Courtesy helps bring out the best in the people who are there to help you, even without the language barrier. Make it a priority to learn how to say things like “I’m sorry” or “Excuse me”. Knowing how to say where is the toilet is a phrase that you will seldom use, because either signs or common sense will show you where they are. But the phrase excuse me, will be your everyday phrase, moving through crowded stores, streets etc. Politely asking to be let through is much more productive than trying to force yourself through a crowd.

I like my guests to also learn the word delicious for when eating in restaurants, a simple word that often results in smiles.  Making the effort and being respectful you will find more people willing to help you find your way. People, regardless of culture, generally like it when others are nice, so keep that in mind when you travel, you are in someone else’s home. It may be special to you that you finally get to see that place you saw on TV, dreamed of traveling to, read about, but you only have a tiny sliver of someone else’s everyday life. Visit with a bit of humility and a lot of respect, and you should do well.

5.  Book a tour

If not knowing the language stresses you out, booking a tour might put your mind at ease.

Book a full-length organized tour if you want someone else to take care of all the details. You’ll have someone around who can speak English and the local language, and they can help you out with any concerns. This is also a good way to feel like you have a safety net, and maybe next time you go on a trip, you’ll feel better able to tackle the language barrier.

You can also book a day tour to start your trip, or a handful of day tours throughout your vacation. That way you’ll have the benefit of an English-speaking guide but you have a little more flexibility throughout your trip to do as you please.

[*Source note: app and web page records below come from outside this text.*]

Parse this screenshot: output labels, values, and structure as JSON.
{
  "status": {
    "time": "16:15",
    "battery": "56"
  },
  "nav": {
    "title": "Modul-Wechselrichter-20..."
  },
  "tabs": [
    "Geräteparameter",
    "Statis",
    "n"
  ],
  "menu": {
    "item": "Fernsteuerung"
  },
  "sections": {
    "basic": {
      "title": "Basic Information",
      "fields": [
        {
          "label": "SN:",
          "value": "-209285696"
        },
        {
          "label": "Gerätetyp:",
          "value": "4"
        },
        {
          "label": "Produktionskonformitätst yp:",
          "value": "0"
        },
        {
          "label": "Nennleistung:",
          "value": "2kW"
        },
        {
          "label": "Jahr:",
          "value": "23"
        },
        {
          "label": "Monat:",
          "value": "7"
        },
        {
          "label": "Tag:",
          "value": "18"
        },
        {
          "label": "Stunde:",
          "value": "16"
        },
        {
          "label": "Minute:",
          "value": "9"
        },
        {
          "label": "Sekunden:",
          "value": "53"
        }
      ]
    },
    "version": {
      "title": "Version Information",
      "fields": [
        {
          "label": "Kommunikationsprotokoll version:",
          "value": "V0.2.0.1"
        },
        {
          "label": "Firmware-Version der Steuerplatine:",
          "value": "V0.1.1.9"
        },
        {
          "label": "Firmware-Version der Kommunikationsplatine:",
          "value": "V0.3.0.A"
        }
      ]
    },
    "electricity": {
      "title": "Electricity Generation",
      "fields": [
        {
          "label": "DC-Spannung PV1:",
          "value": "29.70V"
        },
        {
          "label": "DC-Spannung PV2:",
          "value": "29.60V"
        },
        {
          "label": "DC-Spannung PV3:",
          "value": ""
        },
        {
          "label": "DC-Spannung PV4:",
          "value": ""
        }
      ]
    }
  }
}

Tip: Spring for an audio guide: Sure, the last thing you want to do after waiting in line for a museum is to wait in yet another line for an audio guide. But trust me, most of the time, it’s worth it. While some museums abroad give the names of paintings in both the native language and English, many do not. Part of the experience will be lost when people back home ask you what your favorite painting is, and you can only reply “I don’t know, the names were in Italian.”

So, get in another line and ask for an English audio guide when visiting a museum or sight.  You don’t have to use it in every room, but you’ll get a lot more out of the experience if you know what it is you’re looking at.   If you have a real interest in art or a particular museum, or a sight you have so longed to see, I highly recommend hiring a local guide, that can explain the most important pieces of art in the museum or make history come alive in historical sights.  And you will walk away having gained more knowledge, more relaxed for not having had to read your guide book or spent many hours wandering from room to room in a museum without truly understanding what you were looking at. I consider it money well spent.

6.Someone else has been there before you

There are plenty of other people who have traveled to the destination you’re thinking of going. If someone else traveled there and figured out a way around the language differences, you can do it too. Afterwards, you’ll feel great that you met a challenge head on and succeeded. It’s one of the many reasons I love to travel.

Don’t hesitate to go somewhere just because of the language barrier even though it might seem impossible to travel to a country with a different language and sometimes a completely different alphabet; it may be difficult at times, but it will be more than worth the extra effort. The experience will change you for the better.  Also remember how much of the world learns English. Even in more exotic, remote parts of the world, people who work in some sort of travel and tourism position will most likely know a few phrases of basic English. Remember that simple hand gestures, miming, drawing, and pointing go a long way towards breaking through the language barrier. Don’t let a fear of not speaking the language hold you back. Just think of it as another part of the journey, and enjoy the ride.